## WORK INSTRUCTIONS
What lines of the material below include the string "whose"? Copy all of them.

## DATA

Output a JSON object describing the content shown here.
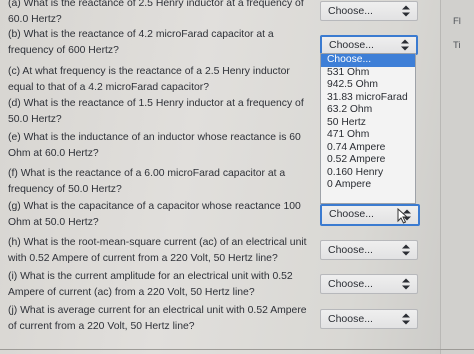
{
  "questions": [
    {
      "text": "(a) What is the reactance of 2.5 Henry inductor at a frequency of 60.0 Hertz?",
      "select": "Choose..."
    },
    {
      "text": "(b) What is the reactance of 4.2 microFarad capacitor at a frequency of 600 Hertz?",
      "select": "Choose..."
    },
    {
      "text": "(c) At what frequency is the reactance of a 2.5 Henry inductor equal to that of a 4.2 microFarad capacitor?",
      "select": ""
    },
    {
      "text": "(d) What is the reactance of 1.5 Henry inductor at a frequency of 50.0 Hertz?",
      "select": ""
    },
    {
      "text": "(e) What is the inductance of an inductor whose reactance is 60 Ohm at 60.0 Hertz?",
      "select": ""
    },
    {
      "text": "(f) What is the reactance of a 6.00 microFarad capacitor at a frequency of 50.0 Hertz?",
      "select": ""
    },
    {
      "text": "(g) What is the capacitance of a capacitor whose reactance 100 Ohm at 50.0 Hertz?",
      "select": "Choose..."
    },
    {
      "text": "(h) What is the root-mean-square current (ac) of an electrical unit with 0.52 Ampere of current from a 220 Volt, 50 Hertz line?",
      "select": "Choose..."
    },
    {
      "text": "(i) What is the current amplitude for an electrical unit with 0.52 Ampere of current (ac) from a 220 Volt, 50 Hertz line?",
      "select": "Choose..."
    },
    {
      "text": "(j) What is average current for an electrical unit with 0.52 Ampere of current from a 220 Volt, 50 Hertz line?",
      "select": "Choose..."
    }
  ],
  "dropdown": {
    "options": [
      "Choose...",
      "531 Ohm",
      "942.5 Ohm",
      "31.83 microFarad",
      "63.2 Ohm",
      "50 Hertz",
      "471 Ohm",
      "0.74 Ampere",
      "0.52 Ampere",
      "0.160 Henry",
      "0 Ampere"
    ]
  },
  "right_panel": {
    "label_1": "Fl",
    "label_2": "Ti"
  },
  "colors": {
    "highlight": "#3e7fd7",
    "focus_border": "#3b7bd0"
  }
}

## ANSWER FOR THIS EXERCISE
      "text": "(e) What is the inductance of an inductor whose reactance is 60 Ohm at 60.0 Hertz?",
      "text": "(g) What is the capacitance of a capacitor whose reactance 100 Ohm at 50.0 Hertz?",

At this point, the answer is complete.